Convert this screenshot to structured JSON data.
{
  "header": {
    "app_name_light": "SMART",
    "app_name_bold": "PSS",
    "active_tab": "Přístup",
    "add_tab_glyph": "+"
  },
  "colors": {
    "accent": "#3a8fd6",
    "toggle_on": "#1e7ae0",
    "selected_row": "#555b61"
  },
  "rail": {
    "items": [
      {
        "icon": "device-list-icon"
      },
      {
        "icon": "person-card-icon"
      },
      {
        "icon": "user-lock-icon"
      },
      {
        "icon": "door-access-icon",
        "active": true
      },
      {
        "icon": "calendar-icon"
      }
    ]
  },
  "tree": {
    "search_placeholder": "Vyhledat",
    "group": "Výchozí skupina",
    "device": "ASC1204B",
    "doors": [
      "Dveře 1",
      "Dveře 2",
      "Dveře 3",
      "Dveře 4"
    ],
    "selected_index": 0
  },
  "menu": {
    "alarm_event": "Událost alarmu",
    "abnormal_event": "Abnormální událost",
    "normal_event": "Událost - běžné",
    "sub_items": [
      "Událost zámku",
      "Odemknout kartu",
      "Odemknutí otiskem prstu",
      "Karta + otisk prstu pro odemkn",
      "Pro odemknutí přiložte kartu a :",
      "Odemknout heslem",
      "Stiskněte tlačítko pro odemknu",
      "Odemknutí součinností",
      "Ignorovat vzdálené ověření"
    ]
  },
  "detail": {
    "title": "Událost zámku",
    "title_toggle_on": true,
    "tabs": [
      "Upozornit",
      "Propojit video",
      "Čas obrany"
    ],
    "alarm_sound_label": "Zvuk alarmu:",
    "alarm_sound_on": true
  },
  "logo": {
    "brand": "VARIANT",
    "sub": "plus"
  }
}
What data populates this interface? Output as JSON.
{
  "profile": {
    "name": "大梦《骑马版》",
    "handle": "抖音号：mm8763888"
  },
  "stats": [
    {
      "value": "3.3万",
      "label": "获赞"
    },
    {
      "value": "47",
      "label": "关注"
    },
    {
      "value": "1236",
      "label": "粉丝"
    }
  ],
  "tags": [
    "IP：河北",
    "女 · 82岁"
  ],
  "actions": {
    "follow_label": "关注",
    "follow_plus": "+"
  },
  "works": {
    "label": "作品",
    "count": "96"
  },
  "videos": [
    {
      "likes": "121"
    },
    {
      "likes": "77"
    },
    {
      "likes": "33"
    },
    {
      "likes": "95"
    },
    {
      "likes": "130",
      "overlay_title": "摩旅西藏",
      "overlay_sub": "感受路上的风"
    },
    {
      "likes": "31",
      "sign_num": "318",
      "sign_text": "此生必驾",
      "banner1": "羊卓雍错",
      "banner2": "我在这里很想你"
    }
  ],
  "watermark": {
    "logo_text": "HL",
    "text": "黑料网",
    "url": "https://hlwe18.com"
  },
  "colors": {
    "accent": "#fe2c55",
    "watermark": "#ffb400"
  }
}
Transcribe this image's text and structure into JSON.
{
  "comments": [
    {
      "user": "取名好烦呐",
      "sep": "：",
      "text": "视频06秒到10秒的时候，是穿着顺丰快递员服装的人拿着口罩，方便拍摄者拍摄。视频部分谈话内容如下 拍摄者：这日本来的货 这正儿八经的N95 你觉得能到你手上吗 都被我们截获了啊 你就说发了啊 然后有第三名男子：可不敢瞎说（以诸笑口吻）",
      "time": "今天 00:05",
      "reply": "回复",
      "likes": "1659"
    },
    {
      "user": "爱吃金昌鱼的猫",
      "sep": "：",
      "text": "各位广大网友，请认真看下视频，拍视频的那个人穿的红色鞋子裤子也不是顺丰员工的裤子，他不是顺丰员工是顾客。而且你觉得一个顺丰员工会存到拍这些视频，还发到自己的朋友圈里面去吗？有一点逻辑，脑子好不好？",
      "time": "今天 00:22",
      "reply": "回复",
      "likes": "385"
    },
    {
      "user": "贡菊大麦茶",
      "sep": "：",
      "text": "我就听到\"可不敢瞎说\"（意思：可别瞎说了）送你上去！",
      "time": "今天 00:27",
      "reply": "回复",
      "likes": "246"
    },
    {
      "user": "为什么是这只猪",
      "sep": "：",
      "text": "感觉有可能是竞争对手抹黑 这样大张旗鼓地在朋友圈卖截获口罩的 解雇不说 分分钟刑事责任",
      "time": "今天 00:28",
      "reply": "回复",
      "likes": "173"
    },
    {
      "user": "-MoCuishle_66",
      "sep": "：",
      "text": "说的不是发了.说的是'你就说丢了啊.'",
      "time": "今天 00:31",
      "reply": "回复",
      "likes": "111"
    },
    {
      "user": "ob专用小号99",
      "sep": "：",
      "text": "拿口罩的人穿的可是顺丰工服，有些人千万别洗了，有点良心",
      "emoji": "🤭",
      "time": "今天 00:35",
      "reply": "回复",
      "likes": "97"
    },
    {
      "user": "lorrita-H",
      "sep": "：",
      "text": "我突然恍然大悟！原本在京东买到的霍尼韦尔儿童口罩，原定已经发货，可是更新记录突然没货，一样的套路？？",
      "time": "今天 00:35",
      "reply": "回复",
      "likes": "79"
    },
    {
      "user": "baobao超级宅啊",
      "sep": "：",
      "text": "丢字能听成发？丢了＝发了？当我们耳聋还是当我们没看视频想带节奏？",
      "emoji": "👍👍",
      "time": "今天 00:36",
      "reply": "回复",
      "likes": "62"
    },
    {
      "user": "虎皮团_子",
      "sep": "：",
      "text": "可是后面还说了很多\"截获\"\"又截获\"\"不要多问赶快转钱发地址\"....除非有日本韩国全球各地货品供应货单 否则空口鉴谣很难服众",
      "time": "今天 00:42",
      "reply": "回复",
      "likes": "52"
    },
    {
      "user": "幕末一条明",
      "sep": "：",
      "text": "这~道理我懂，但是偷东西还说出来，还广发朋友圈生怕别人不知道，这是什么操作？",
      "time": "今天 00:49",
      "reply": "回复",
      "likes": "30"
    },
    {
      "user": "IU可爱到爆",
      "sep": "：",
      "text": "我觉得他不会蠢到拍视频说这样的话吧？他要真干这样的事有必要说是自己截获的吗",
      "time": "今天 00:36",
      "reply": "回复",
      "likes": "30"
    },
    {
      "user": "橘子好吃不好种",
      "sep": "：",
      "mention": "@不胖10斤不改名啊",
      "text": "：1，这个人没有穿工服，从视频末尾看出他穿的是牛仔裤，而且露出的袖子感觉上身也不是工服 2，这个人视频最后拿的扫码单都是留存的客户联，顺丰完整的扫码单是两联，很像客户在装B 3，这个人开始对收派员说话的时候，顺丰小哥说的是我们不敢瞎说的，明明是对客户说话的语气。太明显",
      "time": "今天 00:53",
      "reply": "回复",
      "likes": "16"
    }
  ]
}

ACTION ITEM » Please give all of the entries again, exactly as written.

OUTPUT BELOW »
Convert this screenshot to structured JSON data.
{
  "header": {
    "app_name_light": "SMART",
    "app_name_bold": "PSS",
    "active_tab": "Přístup",
    "add_tab_glyph": "+"
  },
  "colors": {
    "accent": "#3a8fd6",
    "toggle_on": "#1e7ae0",
    "selected_row": "#555b61"
  },
  "rail": {
    "items": [
      {
        "icon": "device-list-icon"
      },
      {
        "icon": "person-card-icon"
      },
      {
        "icon": "user-lock-icon"
      },
      {
        "icon": "door-access-icon",
        "active": true
      },
      {
        "icon": "calendar-icon"
      }
    ]
  },
  "tree": {
    "search_placeholder": "Vyhledat",
    "group": "Výchozí skupina",
    "device": "ASC1204B",
    "doors": [
      "Dveře 1",
      "Dveře 2",
      "Dveře 3",
      "Dveře 4"
    ],
    "selected_index": 0
  },
  "menu": {
    "alarm_event": "Událost alarmu",
    "abnormal_event": "Abnormální událost",
    "normal_event": "Událost - běžné",
    "sub_items": [
      "Událost zámku",
      "Odemknout kartu",
      "Odemknutí otiskem prstu",
      "Karta + otisk prstu pro odemkn",
      "Pro odemknutí přiložte kartu a :",
      "Odemknout heslem",
      "Stiskněte tlačítko pro odemknu",
      "Odemknutí součinností",
      "Ignorovat vzdálené ověření"
    ]
  },
  "detail": {
    "title": "Událost zámku",
    "title_toggle_on": true,
    "tabs": [
      "Upozornit",
      "Propojit video",
      "Čas obrany"
    ],
    "alarm_sound_label": "Zvuk alarmu:",
    "alarm_sound_on": true
  },
  "logo": {
    "brand": "VARIANT",
    "sub": "plus"
  }
}
What data populates this interface? Output as JSON.
{
  "profile": {
    "name": "大梦《骑马版》",
    "handle": "抖音号：mm8763888"
  },
  "stats": [
    {
      "value": "3.3万",
      "label": "获赞"
    },
    {
      "value": "47",
      "label": "关注"
    },
    {
      "value": "1236",
      "label": "粉丝"
    }
  ],
  "tags": [
    "IP：河北",
    "女 · 82岁"
  ],
  "actions": {
    "follow_label": "关注",
    "follow_plus": "+"
  },
  "works": {
    "label": "作品",
    "count": "96"
  },
  "videos": [
    {
      "likes": "121"
    },
    {
      "likes": "77"
    },
    {
      "likes": "33"
    },
    {
      "likes": "95"
    },
    {
      "likes": "130",
      "overlay_title": "摩旅西藏",
      "overlay_sub": "感受路上的风"
    },
    {
      "likes": "31",
      "sign_num": "318",
      "sign_text": "此生必驾",
      "banner1": "羊卓雍错",
      "banner2": "我在这里很想你"
    }
  ],
  "watermark": {
    "logo_text": "HL",
    "text": "黑料网",
    "url": "https://hlwe18.com"
  },
  "colors": {
    "accent": "#fe2c55",
    "watermark": "#ffb400"
  }
}
Transcribe this image's text and structure into JSON.
{
  "comments": [
    {
      "user": "取名好烦呐",
      "sep": "：",
      "text": "视频06秒到10秒的时候，是穿着顺丰快递员服装的人拿着口罩，方便拍摄者拍摄。视频部分谈话内容如下 拍摄者：这日本来的货 这正儿八经的N95 你觉得能到你手上吗 都被我们截获了啊 你就说发了啊 然后有第三名男子：可不敢瞎说（以诸笑口吻）",
      "time": "今天 00:05",
      "reply": "回复",
      "likes": "1659"
    },
    {
      "user": "爱吃金昌鱼的猫",
      "sep": "：",
      "text": "各位广大网友，请认真看下视频，拍视频的那个人穿的红色鞋子裤子也不是顺丰员工的裤子，他不是顺丰员工是顾客。而且你觉得一个顺丰员工会存到拍这些视频，还发到自己的朋友圈里面去吗？有一点逻辑，脑子好不好？",
      "time": "今天 00:22",
      "reply": "回复",
      "likes": "385"
    },
    {
      "user": "贡菊大麦茶",
      "sep": "：",
      "text": "我就听到\"可不敢瞎说\"（意思：可别瞎说了）送你上去！",
      "time": "今天 00:27",
      "reply": "回复",
      "likes": "246"
    },
    {
      "user": "为什么是这只猪",
      "sep": "：",
      "text": "感觉有可能是竞争对手抹黑 这样大张旗鼓地在朋友圈卖截获口罩的 解雇不说 分分钟刑事责任",
      "time": "今天 00:28",
      "reply": "回复",
      "likes": "173"
    },
    {
      "user": "-MoCuishle_66",
      "sep": "：",
      "text": "说的不是发了.说的是'你就说丢了啊.'",
      "time": "今天 00:31",
      "reply": "回复",
      "likes": "111"
    },
    {
      "user": "ob专用小号99",
      "sep": "：",
      "text": "拿口罩的人穿的可是顺丰工服，有些人千万别洗了，有点良心",
      "emoji": "🤭",
      "time": "今天 00:35",
      "reply": "回复",
      "likes": "97"
    },
    {
      "user": "lorrita-H",
      "sep": "：",
      "text": "我突然恍然大悟！原本在京东买到的霍尼韦尔儿童口罩，原定已经发货，可是更新记录突然没货，一样的套路？？",
      "time": "今天 00:35",
      "reply": "回复",
      "likes": "79"
    },
    {
      "user": "baobao超级宅啊",
      "sep": "：",
      "text": "丢字能听成发？丢了＝发了？当我们耳聋还是当我们没看视频想带节奏？",
      "emoji": "👍👍",
      "time": "今天 00:36",
      "reply": "回复",
      "likes": "62"
    },
    {
      "user": "虎皮团_子",
      "sep": "：",
      "text": "可是后面还说了很多\"截获\"\"又截获\"\"不要多问赶快转钱发地址\"....除非有日本韩国全球各地货品供应货单 否则空口鉴谣很难服众",
      "time": "今天 00:42",
      "reply": "回复",
      "likes": "52"
    },
    {
      "user": "幕末一条明",
      "sep": "：",
      "text": "这~道理我懂，但是偷东西还说出来，还广发朋友圈生怕别人不知道，这是什么操作？",
      "time": "今天 00:49",
      "reply": "回复",
      "likes": "30"
    },
    {
      "user": "IU可爱到爆",
      "sep": "：",
      "text": "我觉得他不会蠢到拍视频说这样的话吧？他要真干这样的事有必要说是自己截获的吗",
      "time": "今天 00:36",
      "reply": "回复",
      "likes": "30"
    },
    {
      "user": "橘子好吃不好种",
      "sep": "：",
      "mention": "@不胖10斤不改名啊",
      "text": "：1，这个人没有穿工服，从视频末尾看出他穿的是牛仔裤，而且露出的袖子感觉上身也不是工服 2，这个人视频最后拿的扫码单都是留存的客户联，顺丰完整的扫码单是两联，很像客户在装B 3，这个人开始对收派员说话的时候，顺丰小哥说的是我们不敢瞎说的，明明是对客户说话的语气。太明显",
      "time": "今天 00:53",
      "reply": "回复",
      "likes": "16"
    }
  ]
}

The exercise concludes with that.